Quick GTD introduction video by Epipheo

Comparing the todo list with something familiar, such as the calendar, makes it exceptionally easy to comprehend the core of GTD.

This video illustrates an interview with David Allen where he talks about how to get things out of your head and into a trusted system, making the mind free to focus and be creative.

OmniFocus 2 for iPhone manual available for free

The Omni group have just released a manual for OmniFocus 2 for iPhone for free in the iBooks Store. I haven’t had the chance to read it yet, but I have a feeling that any seasoned OmniFocus user will not find it especially enlightening.

I do however like the fact that they decided to publish it in the iBooks Store. This means that I will always have it available if needed, without having to resort to keeping it in Dropbox or have a link bookmarked somewhere.

Focused distractions

In a world where more than a handful of devices1 constantly demand your attention, there is no question that distractions play a vital part of everyday life. Not only do all devices want to inform you of something potentially mundane, most of the time they want to bother you with the exact same message on every single device you own. Since notifications rarely sync their read state, you would have to clear the exact same message on all devices separately. This madness has to stop.

Continue reading

  1. I use and receive notifications in my MacBook Air, iPad Mini Retina and iPhone, and I think I’m far from alone with that particular device configuration. 

How to use Gmail more efficiently using stars and multiple inboxes

Andreas Klinger describes an interesting approach to managing your Gmail inbox using a combination of the principles of Inbox Zero and GTD.

Without using any plugins, messages can easily be marked as having different statuses using custom stars while still having a good overview from the main Gmail view.
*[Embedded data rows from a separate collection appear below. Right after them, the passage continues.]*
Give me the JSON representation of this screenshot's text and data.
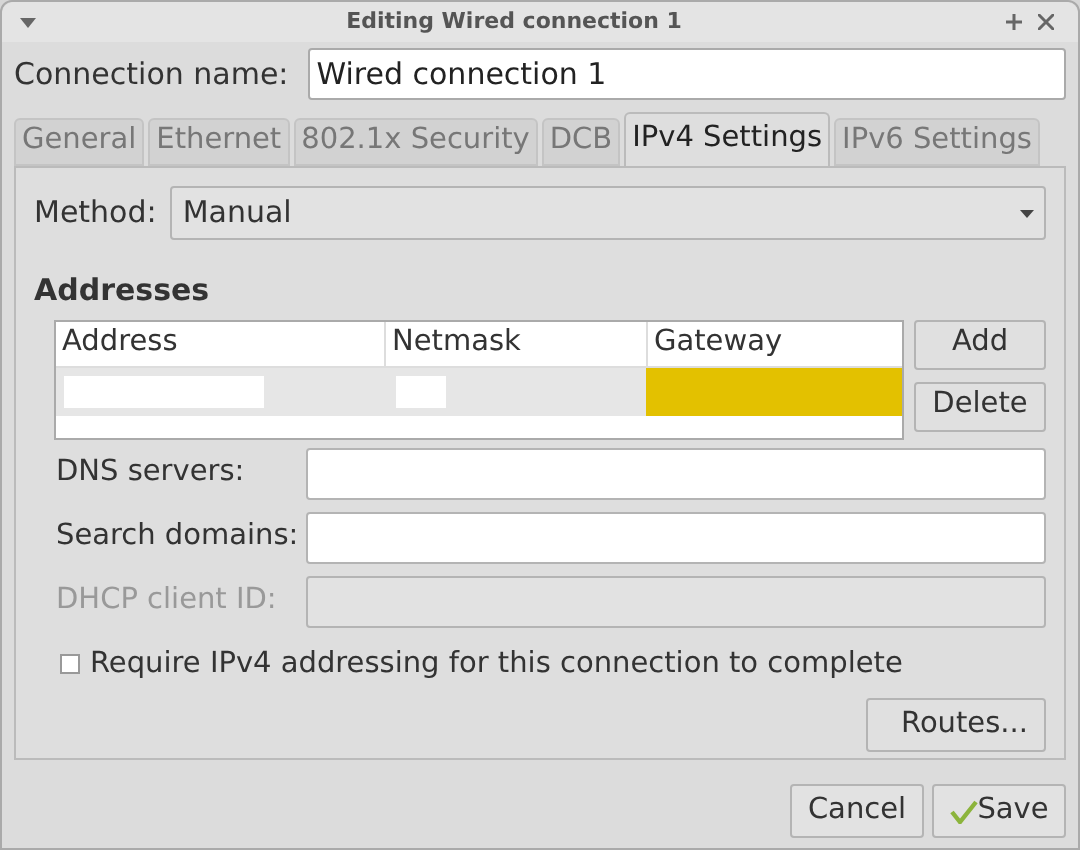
{
  "window": {
    "title": "Editing Wired connection 1"
  },
  "connection_name": {
    "label": "Connection name:",
    "value": "Wired connection 1"
  },
  "tabs": [
    {
      "label": "General",
      "selected": false
    },
    {
      "label": "Ethernet",
      "selected": false
    },
    {
      "label": "802.1x Security",
      "selected": false
    },
    {
      "label": "DCB",
      "selected": false
    },
    {
      "label": "IPv4 Settings",
      "selected": true
    },
    {
      "label": "IPv6 Settings",
      "selected": false
    }
  ],
  "method": {
    "label": "Method:",
    "value": "Manual"
  },
  "addresses": {
    "title": "Addresses",
    "columns": [
      "Address",
      "Netmask",
      "Gateway"
    ],
    "rows": [
      {
        "cells": [
          {
            "redacted": true,
            "editing": false
          },
          {
            "redacted": true,
            "editing": false
          },
          {
            "redacted": false,
            "editing": true
          }
        ]
      }
    ],
    "buttons": [
      "Add",
      "Delete"
    ]
  },
  "fields": [
    {
      "label": "DNS servers:",
      "disabled": false
    },
    {
      "label": "Search domains:",
      "disabled": false
    },
    {
      "label": "DHCP client ID:",
      "disabled": true
    }
  ],
  "require_checkbox": {
    "label": "Require IPv4 addressing for this connection to complete",
    "checked": false
  },
  "routes_button": "Routes...",
  "footer_buttons": [
    {
      "label": "Cancel",
      "kind": "plain"
    },
    {
      "label": "Save",
      "kind": "save"
    }
  ]
}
The basic premise:

  • An easy to manage, usually empty inbox on the left
  • All "todos" in the first box
  • All emails "awaiting a reply" in the second
  • All “delegated” emails in the third
  • All emails related to meetings, flights, etc easy to find in the fourth
  • All done with 0 plugins, using only standard gmail features

There is just one thing keeping me from adopting this technique – I rarely use the normal Gmail interface, instead relying on apps such as Mailbox and AirMail. Not being able to use the entire workflow regardless of device will just make me not use it at all.

A lifesaver for me has been the OmniFocus Mail Drop service together with OmniFocus for keeping track of todos and waiting fors, but that is a post on its own.

Todoist Next

Todoist has just been updated and seems to have become a serious GTD contender, supporting contexts among other things. One thing it has going for it compared to Omnifocus is platform support, with clients for iOS, Android, Mac OS, Windows and even the web.

Most features seem to require a premium account though, which is why reviewing it properly will probably not happen.

Tracking habits using Omnifocus

I was recently introduced to an iOS application called Lift, which helps you achieve new habits in a social fashion. Enter the habits you wish to track and when completing a habit for the day, just mark it as done to see it disappear only to return the next morning.

Lift features tracking of days done and missed, as well as streaks and is gamified with awards for achieving certain milestones. The social aspect comes from the ability to comment and like all checked in habit events, as well as the ability to add your own comment when completing a habit.

Having to check multiple applications for todos feels counterproductive, so I tried replicating tracking habits using Omnifocus, which is already being used for everything task related.

The end result will look something like this:

Start by creating a single actions project called Habits, perhaps in your Maintenance folder. Add all habits you wish to track to the list, and assign them a context of Habits. The actions have been set to repeat every day, so adjust accordingly.

Then create a perspective similar to the following image. Note that the Habits context has been selected, and the main sidebar has been hidden prior to creating the perspective, giving you a clean list.

The reason for creating the Habits context and not just create a perspective using the projects view is that the iOS apps seem to ignore all perspectives using the projects view mode.

Now just drag you newly created perspective to your toolbar and start tracking!

There are of course some glaring pieces missing compared to the Lift app, but it could be a small price to pay for having everything conveniently integrated in Omnifocus.

An emotional take on contexts

A slightly different take on contexts in GTD which, instead of compartmentalizing the current tools at you disposal, focuses on the emotional outcome of completing a particular action.

Planning for the unknown

The author of Simplicitybliss writes about The Planning Fallacy and that we always underestimate the time when planning ahead.

Use a “Next Action” list instead of a daily todo list and work off it as much as you can while dealing with all the ad-hoc stuff showing up – this list represent commitments you need to get done, there is no obligation to complete all or any of them today

This is one of the main reasons I use GTD. Having the ability to take on ad-hoc work, knowing exactly what will be held back and what the consequences of taking on unplanned work can lead to.